There’s a free utility, called Door Control, that allows you to easily open your optical drive using an icon in the system tray or a keyboard shortcut you specify. If your PC is in a place where the optical drive is hard to see, or your optical drive’s button is broken, try out Door Control.
Download Door Control (scroll down a bit on the page), double-click the .exe file, and follow the on-screen instructions to install the program. When you get to the last screen on the setup wizard, click the “Launch Door Control” check box so there is a check mark in the box and click “Finish”.
Door Control runs and an eject icon is added to the system tray. When you move your mouse over the icon, a tooltip displays showing you which drive is currently selected and that no Shortcut Key has been defined yet.
If you have multiple optical drives, you can select which drive you want to be able to open using Door Control. Right-click on the Door Control eject icon in the system tray, select the “Drive” option at the top of the popup menu, and then select the drive you want to open using Door Control from the submenu.
NOTE: If you’ve mounted an ISO file, the letter for that drive displays in the submenu. You can “eject” a mounted ISO file, but note that if you used Virtual CloneDrive to mount it as discussed in the linked article, the ISO file may mount itself again. That’s what happened to me when I tested this. An ISO file mounted using Virtual CloneDrive (which you really only need if you’re using Windows 7) must be unmounted using Virtual CloneDrive.
If you only have one optical drive and have no ISO files mounted, the “Drive” option is not available on the menu. If you add an external drive or mount an ISO file while Door Control is running, and you want it accessible in Door Control, you must exit the program and run it again.
To assign a keyboard shortcut you can use to open your optical drive, access the popup menu again and select “Hot Key”.

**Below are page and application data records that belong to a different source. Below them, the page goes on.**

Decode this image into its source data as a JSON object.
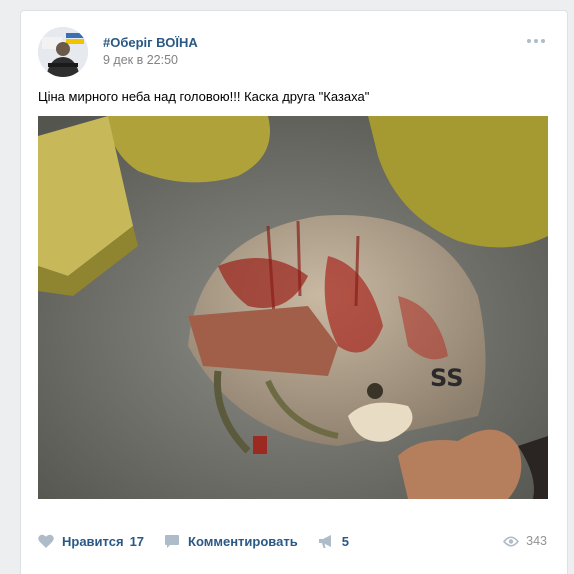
{
  "post": {
    "author": "#Оберіг ВОЇНА",
    "date": "9 дек в 22:50",
    "text": "Ціна мирного неба над головою!!! Каска друга \"Казаха\"",
    "photo_markings": "SS"
  },
  "actions": {
    "like_label": "Нравится",
    "like_count": "17",
    "comment_label": "Комментировать",
    "share_count": "5",
    "views_count": "343"
  },
  "icons": {
    "like": "heart-icon",
    "comment": "comment-icon",
    "share": "megaphone-icon",
    "views": "eye-icon",
    "more": "more-dots-icon"
  },
  "colors": {
    "link": "#2a5885",
    "icon": "#aebbc9",
    "muted": "#828282",
    "page_bg": "#edeef0",
    "card_bg": "#ffffff"
  }
}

Make sure the cursor is in the “Shortcut Key” edit box, which initially should read “None”. Press the keyboard shortcut you want to use to enter it into the edit box, and then click “OK”.
Now, when you move your mouse over the eject icon in the system tray, the shortcut key you assigned displays.
If you want Door Control to start automatically every time Windows starts, select “Load Door Control at Startup” from the popup menu. When the option is on, a check mark displays next to it, as shown below.
You can also change the color of the button and the eject symbol on the button. To do this, right-click on the Door Control icon and select “Set button colors” from the popup menu.
Colors can be selected for the “Foreground” (the eject symbol) and the “Background” on the button in its “Normal” state and “On Click”. Click “Reset” to reset the colors to the default.
Click on a color in the “Basic colors” section or click on a box under “Custom colors” to create your own color using the color selector on the right or the edit boxes to define a specific color. Click “OK” once you’ve chosen your color.
The button in the system tray dons the newly selected colors.
Door Control claims to be able to also close the optical drive, but that feature depends on the hardware. It probably won’t work on most laptops, but may work on desktop PCs, where pressing the button a second time closes the door. I tested Door Control on both my desktop PC and laptop and it opened and closed the optical drive on the desktop PC, but only opened the drive on the laptop.